Instructions to follow: Among the records that follow, find each line holding the word "time" and copy it.

** Opening Exercise inputs block **

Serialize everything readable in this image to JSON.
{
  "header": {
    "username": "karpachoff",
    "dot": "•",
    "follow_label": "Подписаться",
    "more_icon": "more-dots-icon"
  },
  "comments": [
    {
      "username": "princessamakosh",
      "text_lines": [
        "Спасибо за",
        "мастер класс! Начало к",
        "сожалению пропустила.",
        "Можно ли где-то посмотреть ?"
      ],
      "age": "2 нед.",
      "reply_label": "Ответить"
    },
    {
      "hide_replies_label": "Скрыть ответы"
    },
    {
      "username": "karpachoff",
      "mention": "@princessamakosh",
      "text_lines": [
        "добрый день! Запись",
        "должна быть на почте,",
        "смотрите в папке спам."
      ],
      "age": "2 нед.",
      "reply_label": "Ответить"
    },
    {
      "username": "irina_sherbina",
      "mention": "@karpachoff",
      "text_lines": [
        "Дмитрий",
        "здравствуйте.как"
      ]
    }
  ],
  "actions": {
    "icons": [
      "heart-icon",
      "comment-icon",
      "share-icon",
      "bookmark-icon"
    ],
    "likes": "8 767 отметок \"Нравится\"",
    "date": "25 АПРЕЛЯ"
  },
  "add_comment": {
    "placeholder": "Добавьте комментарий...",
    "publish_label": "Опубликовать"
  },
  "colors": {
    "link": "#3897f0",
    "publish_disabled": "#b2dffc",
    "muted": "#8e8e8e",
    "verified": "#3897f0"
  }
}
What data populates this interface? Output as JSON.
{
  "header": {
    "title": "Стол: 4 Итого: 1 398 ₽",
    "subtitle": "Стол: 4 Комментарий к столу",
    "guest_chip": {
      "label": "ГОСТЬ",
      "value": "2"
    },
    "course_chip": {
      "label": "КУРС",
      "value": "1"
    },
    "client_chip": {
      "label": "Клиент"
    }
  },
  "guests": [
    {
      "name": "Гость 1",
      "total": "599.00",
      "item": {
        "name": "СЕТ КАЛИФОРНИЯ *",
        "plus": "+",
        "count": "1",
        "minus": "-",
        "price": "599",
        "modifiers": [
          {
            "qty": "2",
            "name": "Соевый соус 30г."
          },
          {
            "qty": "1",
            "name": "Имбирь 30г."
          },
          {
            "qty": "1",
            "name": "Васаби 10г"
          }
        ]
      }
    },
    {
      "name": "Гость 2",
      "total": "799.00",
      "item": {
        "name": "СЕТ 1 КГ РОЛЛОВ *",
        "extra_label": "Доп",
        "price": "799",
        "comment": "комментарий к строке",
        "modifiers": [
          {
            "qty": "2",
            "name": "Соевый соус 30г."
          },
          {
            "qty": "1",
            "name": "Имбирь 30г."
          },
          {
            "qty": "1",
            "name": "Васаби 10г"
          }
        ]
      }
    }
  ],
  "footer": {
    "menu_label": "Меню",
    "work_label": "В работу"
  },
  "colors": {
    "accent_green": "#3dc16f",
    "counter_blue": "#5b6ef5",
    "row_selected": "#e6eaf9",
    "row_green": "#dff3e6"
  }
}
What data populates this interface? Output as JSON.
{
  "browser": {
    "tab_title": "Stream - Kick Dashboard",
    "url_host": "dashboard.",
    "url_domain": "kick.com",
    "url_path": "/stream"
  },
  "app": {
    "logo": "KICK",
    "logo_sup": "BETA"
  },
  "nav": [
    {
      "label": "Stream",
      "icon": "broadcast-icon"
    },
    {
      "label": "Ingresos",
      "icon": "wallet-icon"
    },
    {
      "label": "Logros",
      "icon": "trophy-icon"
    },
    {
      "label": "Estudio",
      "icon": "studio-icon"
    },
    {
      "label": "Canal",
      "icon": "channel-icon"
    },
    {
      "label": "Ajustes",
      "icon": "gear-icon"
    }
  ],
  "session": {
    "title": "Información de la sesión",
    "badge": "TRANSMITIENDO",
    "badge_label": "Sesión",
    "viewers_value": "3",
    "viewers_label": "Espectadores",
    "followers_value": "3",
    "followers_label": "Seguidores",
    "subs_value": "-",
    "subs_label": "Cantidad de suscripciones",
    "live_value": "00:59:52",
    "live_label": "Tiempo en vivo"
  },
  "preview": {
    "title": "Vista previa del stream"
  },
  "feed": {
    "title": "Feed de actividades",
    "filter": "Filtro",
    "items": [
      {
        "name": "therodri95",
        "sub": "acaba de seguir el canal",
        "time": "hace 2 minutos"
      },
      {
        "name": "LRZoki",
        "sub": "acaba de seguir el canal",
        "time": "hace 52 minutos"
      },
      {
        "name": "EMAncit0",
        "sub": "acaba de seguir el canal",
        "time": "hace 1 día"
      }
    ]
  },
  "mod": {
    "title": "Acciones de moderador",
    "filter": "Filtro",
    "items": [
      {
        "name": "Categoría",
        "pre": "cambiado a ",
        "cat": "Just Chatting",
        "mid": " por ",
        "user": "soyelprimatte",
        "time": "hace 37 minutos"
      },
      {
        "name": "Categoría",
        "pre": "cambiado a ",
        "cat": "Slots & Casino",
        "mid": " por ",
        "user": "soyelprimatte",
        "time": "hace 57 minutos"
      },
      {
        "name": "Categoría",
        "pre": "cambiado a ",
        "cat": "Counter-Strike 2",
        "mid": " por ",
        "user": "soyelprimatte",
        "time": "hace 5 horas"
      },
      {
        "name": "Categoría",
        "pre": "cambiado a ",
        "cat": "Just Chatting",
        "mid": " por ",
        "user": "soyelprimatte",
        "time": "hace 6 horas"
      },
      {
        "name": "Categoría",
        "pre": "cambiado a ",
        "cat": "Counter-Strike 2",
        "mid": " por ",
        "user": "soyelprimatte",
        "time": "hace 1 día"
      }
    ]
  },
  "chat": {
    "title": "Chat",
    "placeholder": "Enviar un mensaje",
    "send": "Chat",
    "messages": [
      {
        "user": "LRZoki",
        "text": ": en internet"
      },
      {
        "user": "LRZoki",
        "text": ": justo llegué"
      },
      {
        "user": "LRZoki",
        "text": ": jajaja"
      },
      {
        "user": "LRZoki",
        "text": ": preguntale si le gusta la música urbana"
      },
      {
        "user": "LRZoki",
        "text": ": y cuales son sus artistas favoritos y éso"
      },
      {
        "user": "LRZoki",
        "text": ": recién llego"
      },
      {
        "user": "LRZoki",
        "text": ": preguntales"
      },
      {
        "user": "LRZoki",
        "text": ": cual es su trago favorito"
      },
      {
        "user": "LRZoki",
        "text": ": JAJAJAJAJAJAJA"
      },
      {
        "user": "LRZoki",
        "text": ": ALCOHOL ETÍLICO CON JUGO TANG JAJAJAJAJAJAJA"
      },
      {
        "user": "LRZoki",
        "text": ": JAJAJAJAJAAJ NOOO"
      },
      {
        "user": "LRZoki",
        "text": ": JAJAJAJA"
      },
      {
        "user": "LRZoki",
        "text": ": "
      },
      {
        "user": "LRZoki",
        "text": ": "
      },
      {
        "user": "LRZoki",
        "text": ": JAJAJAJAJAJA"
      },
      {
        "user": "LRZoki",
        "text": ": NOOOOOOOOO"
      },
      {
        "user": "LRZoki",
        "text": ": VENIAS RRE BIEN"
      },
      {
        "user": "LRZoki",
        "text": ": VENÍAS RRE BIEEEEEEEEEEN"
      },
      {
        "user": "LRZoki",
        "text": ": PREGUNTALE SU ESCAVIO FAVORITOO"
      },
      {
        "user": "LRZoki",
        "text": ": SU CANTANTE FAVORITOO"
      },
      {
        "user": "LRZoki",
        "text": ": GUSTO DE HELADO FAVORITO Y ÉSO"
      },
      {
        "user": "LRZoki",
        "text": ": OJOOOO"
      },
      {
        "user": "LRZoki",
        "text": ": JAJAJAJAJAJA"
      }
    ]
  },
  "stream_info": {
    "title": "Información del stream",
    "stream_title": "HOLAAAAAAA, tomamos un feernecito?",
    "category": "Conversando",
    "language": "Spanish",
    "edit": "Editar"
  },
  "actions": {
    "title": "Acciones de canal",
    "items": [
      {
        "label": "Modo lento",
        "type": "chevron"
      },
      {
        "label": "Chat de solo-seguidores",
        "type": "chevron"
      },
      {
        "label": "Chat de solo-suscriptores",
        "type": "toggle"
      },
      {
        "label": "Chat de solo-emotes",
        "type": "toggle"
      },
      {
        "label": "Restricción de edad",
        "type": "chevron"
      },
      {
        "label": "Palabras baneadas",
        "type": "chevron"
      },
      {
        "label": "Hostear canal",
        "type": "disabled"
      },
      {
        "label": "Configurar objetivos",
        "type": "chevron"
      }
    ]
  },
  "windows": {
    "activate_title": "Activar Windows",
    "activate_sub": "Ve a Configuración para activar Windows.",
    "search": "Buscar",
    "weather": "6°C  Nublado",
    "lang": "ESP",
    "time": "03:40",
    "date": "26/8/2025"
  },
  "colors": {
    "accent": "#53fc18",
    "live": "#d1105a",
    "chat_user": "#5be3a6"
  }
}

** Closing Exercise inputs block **

Your solution:
        "time": "hace 2 minutos"
        "time": "hace 52 minutos"
        "time": "hace 1 día"
        "time": "hace 37 minutos"
        "time": "hace 57 minutos"
        "time": "hace 5 horas"
        "time": "hace 6 horas"
        "time": "hace 1 día"
    "time": "03:40",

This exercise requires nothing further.